    # Seeing the economy this way can be facilitated and explored by using Dooyeweerd's aspects and idea of multi-aspectual human functioning. This could provide a useful framework for understanding the following widenings:


    # They can be further enriched by a Christian perspective, which takes seriously the reality of human sin and the possibility of redemption that is made possible by God in Christ and not just human effort.

    (see e.g. 5.3 The Reality of Sin and 5.4 Redemption / Salvation (Especially of Economic Activity) - though they need much more discussion)

    # Christian values: a list found elsewhere was discussed (5.1.2 Christian Values and the Economy). Though we recognised that that list is by no means complete, three benefits arose from doing so:

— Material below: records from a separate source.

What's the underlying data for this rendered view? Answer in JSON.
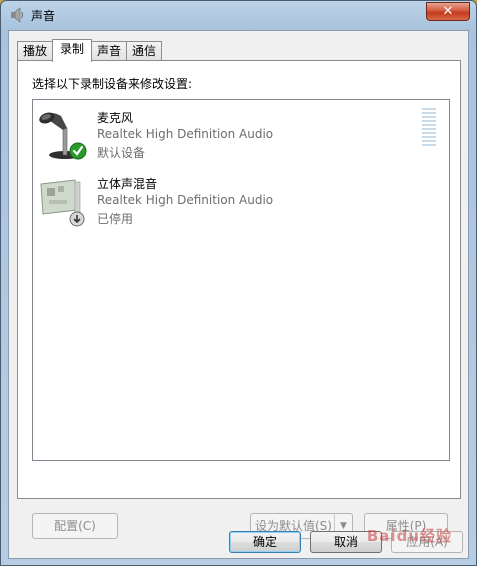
{
  "window": {
    "title": "声音",
    "close_glyph": "✕"
  },
  "tabs": [
    {
      "label": "播放",
      "active": false
    },
    {
      "label": "录制",
      "active": true
    },
    {
      "label": "声音",
      "active": false
    },
    {
      "label": "通信",
      "active": false
    }
  ],
  "panel": {
    "instruction": "选择以下录制设备来修改设置:",
    "devices": [
      {
        "name": "麦克风",
        "driver": "Realtek High Definition Audio",
        "status": "默认设备",
        "icon": "microphone-icon",
        "badge": "check-badge-icon"
      },
      {
        "name": "立体声混音",
        "driver": "Realtek High Definition Audio",
        "status": "已停用",
        "icon": "sound-card-icon",
        "badge": "disabled-badge-icon"
      }
    ],
    "buttons": {
      "configure": "配置(C)",
      "set_default": "设为默认值(S)",
      "set_default_arrow": "▼",
      "properties": "属性(P)"
    }
  },
  "footer": {
    "ok": "确定",
    "cancel": "取消",
    "apply": "应用(A)"
  },
  "watermark": "Baidu经验",
  "colors": {
    "accent": "#3c7fb1",
    "status_gray": "#6d6d6d",
    "close": "#c23a1c"
  }
}
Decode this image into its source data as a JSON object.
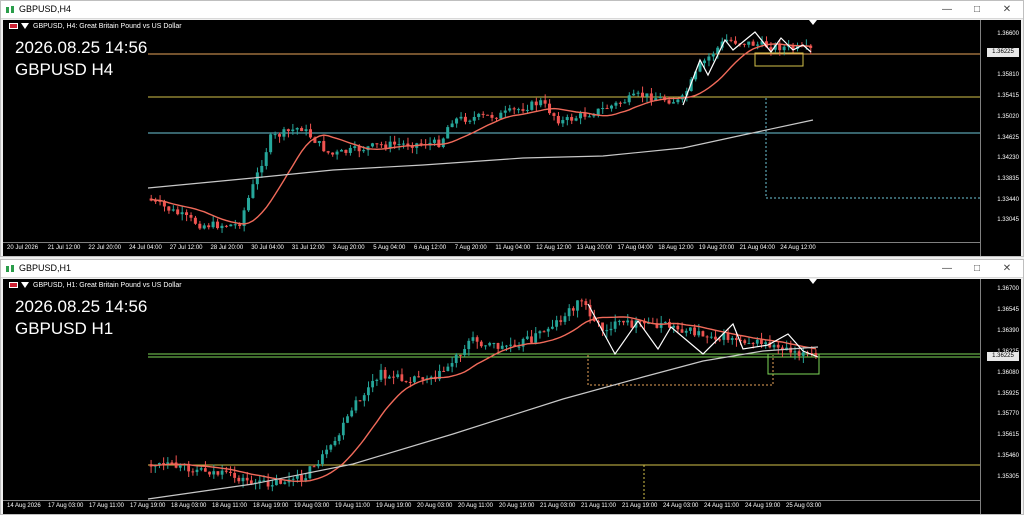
{
  "windows": [
    {
      "title": "GBPUSD,H4",
      "info": "GBPUSD, H4:  Great Britain Pound vs US Dollar",
      "overlay_datetime": "2026.08.25 14:56",
      "overlay_symbol": "GBPUSD H4",
      "price_ticks": [
        "1.36600",
        "1.36225",
        "1.35810",
        "1.35415",
        "1.35020",
        "1.34625",
        "1.34230",
        "1.33835",
        "1.33440",
        "1.33045"
      ],
      "current_price": "1.36225",
      "time_ticks": [
        "20 Jul 2026",
        "21 Jul 12:00",
        "22 Jul 20:00",
        "24 Jul 04:00",
        "27 Jul 12:00",
        "28 Jul 20:00",
        "30 Jul 04:00",
        "31 Jul 12:00",
        "3 Aug 20:00",
        "5 Aug 04:00",
        "6 Aug 12:00",
        "7 Aug 20:00",
        "11 Aug 04:00",
        "12 Aug 12:00",
        "13 Aug 20:00",
        "17 Aug 04:00",
        "18 Aug 12:00",
        "19 Aug 20:00",
        "21 Aug 04:00",
        "24 Aug 12:00"
      ]
    },
    {
      "title": "GBPUSD,H1",
      "info": "GBPUSD, H1:  Great Britain Pound vs US Dollar",
      "overlay_datetime": "2026.08.25 14:56",
      "overlay_symbol": "GBPUSD H1",
      "price_ticks": [
        "1.36700",
        "1.36545",
        "1.36390",
        "1.36225",
        "1.36080",
        "1.35925",
        "1.35770",
        "1.35615",
        "1.35460",
        "1.35305"
      ],
      "current_price": "1.36225",
      "time_ticks": [
        "14 Aug 2026",
        "17 Aug 03:00",
        "17 Aug 11:00",
        "17 Aug 19:00",
        "18 Aug 03:00",
        "18 Aug 11:00",
        "18 Aug 19:00",
        "19 Aug 03:00",
        "19 Aug 11:00",
        "19 Aug 19:00",
        "20 Aug 03:00",
        "20 Aug 11:00",
        "20 Aug 19:00",
        "21 Aug 03:00",
        "21 Aug 11:00",
        "21 Aug 19:00",
        "24 Aug 03:00",
        "24 Aug 11:00",
        "24 Aug 19:00",
        "25 Aug 03:00"
      ]
    }
  ],
  "buttons": {
    "minimize": "—",
    "restore": "□",
    "close": "✕"
  },
  "colors": {
    "bull": "#26a69a",
    "bear": "#ef5350",
    "ma_fast": "#f06a5a",
    "ma_slow": "#c8c8c8",
    "hline_orange": "#e8a35a",
    "hline_yellow": "#d4c24a",
    "hline_cyan": "#6ec6d8",
    "hline_green": "#7ed957"
  }
}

    # The contribution of our discussions, therefore, seems to be (a) to widen beyond conventional economic discourse, (b) to open up the possibility of an avowedly Christian perspective in economics.
    # And to do so without 'taking sides' in the supposed battle between socialism and capitalism (or market v planned economy).

    All these, and subsequent, discussions led to compiling Rethinking the Economy, with the help of Philosophical and Christian Perspectives.


    Carney M. 2021. Value(s).

    Gunton RM, vanAsperen E, Basden A, Bookless D, Araya Y, Hanson DR, Goddard MA, Otieno G, Jones GO. 2017. Beyond ecosystem services: valuing the invaluable. Trends in Ecology and Evolution April 2017, 32 (4), 249-257.

    Holland T. 2019. Dominion.

    Mazzucato M. 2020. The Value of Everything. See Comments on Mazzucato.

    Schuurman E. 1980. Technology and The Future, Wedge Publishing.

    UN SNA: United Nations Statement of National Accounts 2025: Rethinking SNA and GDP etc. to bring in housework, environment, etc. for 2025.

    First compiled: 23 June 2021 by Andrew Basden. Last updated: 25 June 2021 some added notes; wrote conclusion. 30 June 2021 added reference in Conclusion. 1 July 2021 added link; a few changes in Conclusion and others elsewhere. 4 July 2021 added a missing "not"! 8 July 2021 e.g. of other aspects, from Marm Carney. 9 July 2021 redid title. added lingual aspect example, small text. 27 July 2021 added wee explanation to Obedience. 2 October 2021 link to xn.rethink